Monitor Features: Behind the Scenes

In my previous reviews devoted to the features of 15” LCD monitors and 17” LCD monitors I mostly focused on one characteristic of an LCD display – response time. Other parameters were omitted altogether or measured subjectively. For example, take a parameter like “comfortable brightness”. This is a vague thing, which is not constant even for myself. It may depend on a number of factors like whether it is cloudy outside or the sun is shining through the windows.

However, there are a few characteristics of a display that can be measured with a certain precision: viewing angles, brightness, contrast ratio, color temperature and quality of color rendition. You may question the latter parameter, but color rendition can indeed be described in numbers. To do this (and to correct it if necessary) you need a device called “hardware color calibrator”. One calibrator like that, Pantone ColorVision Spyder with OptiCAL software, helped me throughout my tests.

ColorVision Spyder is a sensor attached to the screen (with CRT displays you can simply stick it to the glass with three suction cups, while with LCDs you hang it down the upper side of the display case, because the cups are too strong to use them with pressure-sensitive LCD matrixes). Eight photo-sensors are hidden behind the matte plate: seven of them are with color filters (to measure color rendition) and one without any filter (for measuring brightness).

The OptiCAL software, which is bundled with the calibrator allows creating a color profile for a display, and also checking out the main display properties like color curves, color temperature, black and white brightness and so on…Let’s explain the meaning of each of these terms first.

Color curves represent the dependence between the input signal (the color as produced by the graphics card) and the output signal (the screen brightness). The curve is described by the “gamma” number (output signal = input signal in the power of gamma; the maximum level – 255 in 8-bit-per-component representation – is taken for a reference unit equal to 1). The meaning of this parameter is in gamma compensation, which helps to increase precision of dark tones rendition. For example, the use of gamma 2.2 equals expanding the color representation to 10 bit per channel for dark tones. Of course, it is not for free – light tones are rendered worse (gamma 2.2 is equivalent to using 7-bit-per-channel encoding for them). In fact, gamma correction is performed twice. First, when the image is created (the resulting brightness will equal the gamma-root of the original brightness). Second, when the image is reproduced on the screen so that the user sees the original image.

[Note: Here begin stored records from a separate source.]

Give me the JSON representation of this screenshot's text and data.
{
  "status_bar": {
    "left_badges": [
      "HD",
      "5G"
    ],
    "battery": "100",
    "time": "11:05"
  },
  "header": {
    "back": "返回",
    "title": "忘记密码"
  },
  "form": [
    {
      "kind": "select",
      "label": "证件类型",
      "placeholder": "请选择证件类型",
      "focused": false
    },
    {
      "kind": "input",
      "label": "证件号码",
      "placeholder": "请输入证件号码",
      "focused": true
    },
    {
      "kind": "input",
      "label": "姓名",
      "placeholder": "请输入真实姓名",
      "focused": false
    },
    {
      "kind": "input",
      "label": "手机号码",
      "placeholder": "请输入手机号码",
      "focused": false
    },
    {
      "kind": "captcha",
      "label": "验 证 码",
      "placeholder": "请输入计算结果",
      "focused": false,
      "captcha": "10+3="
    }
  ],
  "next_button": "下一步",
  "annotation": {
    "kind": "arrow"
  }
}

Pages: [ 1 | 2 | 3 | 4 | 5 | 6 | 7 | 8 | 9 | 10 | 11 | 12 | 13 | 14 | 15 | 16 | 17 | 18 ]


Comments currently: 33
Discussion started: 12/15/15 08:16:45 PM
Latest comment: 09/21/16 01:45:27 PM

View comments

Add your Comment